Tuesday, April 27, 2010

Sometimes you're home and don't even know it

Since I got so many emails in response to yesterday's post, I thought I'd continue on the psychological aspects of working in the business.

I guess it hit me about five years ago when I was looking to change cell phone companies. The young lady at the store was explaining calling plans, and asked me what percentage of my calls would be local.

"None," I said. She gave me a puzzled look. "My friends and family are all out of state," I said.

And then I realized that all the important people in my life were scattered to the winds, victims of the nomadic lifestyle we lead in this business.

Several years ago some psychologist did a stress study about major life changes, and found that moving was right up there with having a loved one die. We're not only talking about the hassles of packing and traveling cross country with a cat, but the aspects of leaving behind what has become comfortable.

Gardeners will tell you it takes three years for something that is transplanted to get comfortable with its new surroundings. "The first year it sleeps, the second year it creeps, the third year it leaps."

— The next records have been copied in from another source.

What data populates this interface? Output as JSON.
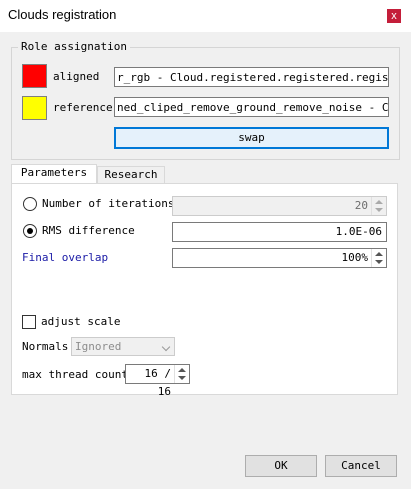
{
  "window": {
    "title": "Clouds registration",
    "close_glyph": "x"
  },
  "role_assignation": {
    "title": "Role assignation",
    "aligned": {
      "label": "aligned",
      "color": "#ff0000",
      "value": "r_rgb - Cloud.registered.registered.registered"
    },
    "reference": {
      "label": "reference",
      "color": "#ffff00",
      "value": "ned_cliped_remove_ground_remove_noise - Cloud"
    },
    "swap_label": "swap"
  },
  "tabs": [
    {
      "label": "Parameters",
      "active": true
    },
    {
      "label": "Research",
      "active": false
    }
  ],
  "parameters": {
    "iterations": {
      "label": "Number of iterations",
      "value": "20",
      "selected": false
    },
    "rms": {
      "label": "RMS difference",
      "value": "1.0E-06",
      "selected": true
    },
    "final_overlap": {
      "label": "Final overlap",
      "value": "100%",
      "color": "#1a1aa6"
    },
    "adjust_scale": {
      "label": "adjust scale",
      "checked": false
    },
    "normals": {
      "label": "Normals",
      "value": "Ignored"
    },
    "threads": {
      "label": "max thread count",
      "value": "16 / 16"
    }
  },
  "buttons": {
    "ok": "OK",
    "cancel": "Cancel"
  }
}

So when you move, you are, in effect, ripping out the roots you've put down. You arrive at your new job all energized and ready to conquer the world, until the first weekend rolls around and you're alone with the four walls of your apartment. For those married with children, you can take the stress up a notch, as moving family members, especially kids, is not easy. (I'm not going to even get into what it's like driving a thousand miles with a howling Siamese cat.)

I recently spent time with someone who has reached a very nice market. This person is happy, challenged, works for a good company and likes the city. Many of her friends live there. The ND likes her work. While she has network quality talent, there's nothing wrong with her life.

So she's decided to stay.

I've said it before. Comfortable is the new black.

Sometimes reaching the top has nothing to do with your paycheck or market size. Sometimes moving to what you think is a better situation can actually make things worse.

Obviously most of you don't want to stay in starter markets making peanuts, and that's fine. But at some point you'll make a move and find your life hitting on all cylinders. It's at that point you need to consider putting the resume tapes in the closet instead of the mail, and making a real home for yourself.

Then you can actually talk to your friends in person instead of on the phone.

Monday, April 26, 2010

The double life

You probably didn't know it when you got into the business, but you're leading a double life.

Unlike people that work at "regular" jobs, creative people march to a different drummer. It's true whether you're a reporter, artist, sculptor, or writer. You have, in effect, two distinct personalities.

And very often your creative side is the dominant one.

You could have the perfect life away from work; the Norman Rockwell family, terrific friends, enough money to live comfortably. But unless your creative side is happy, it sometimes seems that none of the good stuff makes a difference.

It's often hard for non-TV people to understand this. They don't understand why we seemingly have the world by the tail yet often feel empty, like there's an empty spot in the soul. It's the creative fulfillment side; always changing, always demanding, rarely satisfied.

If you feel this way, relax, it's perfectly normal.

The trick is not to let the creative soul suck the life out of everything else. Creative people always want more, even if we reach what we thought were our goals. In college your dream is that first television job; within a few months, that dream is no longer fulfilling, and we set another goal. And another. And another. The result is often a feeling of emptiness, even if your "other life" is hitting on all cylinders.

What's my point? Well, these days, the rules of the business keep changing. The goals you attain might not match the dreams you imagined. So it's important to keep your creative side in check, to enjoy and cherish the good things in your life rather than let your quest for a goal dominate everything else.